» INPUT DATA:
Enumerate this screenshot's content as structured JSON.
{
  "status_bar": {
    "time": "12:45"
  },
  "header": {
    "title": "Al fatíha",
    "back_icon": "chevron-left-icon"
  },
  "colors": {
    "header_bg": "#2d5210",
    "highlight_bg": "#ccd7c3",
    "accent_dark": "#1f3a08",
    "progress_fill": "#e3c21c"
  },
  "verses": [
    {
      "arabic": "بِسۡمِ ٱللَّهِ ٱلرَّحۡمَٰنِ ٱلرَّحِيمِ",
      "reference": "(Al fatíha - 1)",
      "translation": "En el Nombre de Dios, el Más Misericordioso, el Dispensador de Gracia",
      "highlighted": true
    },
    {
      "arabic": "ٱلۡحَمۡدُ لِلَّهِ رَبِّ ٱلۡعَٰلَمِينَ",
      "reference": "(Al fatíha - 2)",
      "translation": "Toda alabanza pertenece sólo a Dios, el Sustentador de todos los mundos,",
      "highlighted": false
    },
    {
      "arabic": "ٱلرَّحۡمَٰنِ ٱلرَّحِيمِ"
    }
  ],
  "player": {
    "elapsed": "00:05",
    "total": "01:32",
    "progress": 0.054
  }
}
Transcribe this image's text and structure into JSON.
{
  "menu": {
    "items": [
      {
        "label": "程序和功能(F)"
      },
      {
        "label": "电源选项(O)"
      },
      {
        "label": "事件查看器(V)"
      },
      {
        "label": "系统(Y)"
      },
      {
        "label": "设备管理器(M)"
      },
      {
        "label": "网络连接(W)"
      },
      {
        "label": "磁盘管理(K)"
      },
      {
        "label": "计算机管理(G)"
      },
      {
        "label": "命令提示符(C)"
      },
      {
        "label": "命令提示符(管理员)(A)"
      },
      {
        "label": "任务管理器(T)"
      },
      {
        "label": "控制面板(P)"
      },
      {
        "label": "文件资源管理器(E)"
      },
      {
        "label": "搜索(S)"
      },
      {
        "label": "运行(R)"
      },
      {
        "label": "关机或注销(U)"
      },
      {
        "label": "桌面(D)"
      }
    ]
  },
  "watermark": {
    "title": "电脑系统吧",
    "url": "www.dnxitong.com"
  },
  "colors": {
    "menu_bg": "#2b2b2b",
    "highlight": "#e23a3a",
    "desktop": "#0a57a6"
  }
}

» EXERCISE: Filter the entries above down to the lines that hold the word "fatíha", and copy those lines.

» FINAL ANSWER:
    "title": "Al fatíha",
      "reference": "(Al fatíha - 1)",
      "reference": "(Al fatíha - 2)",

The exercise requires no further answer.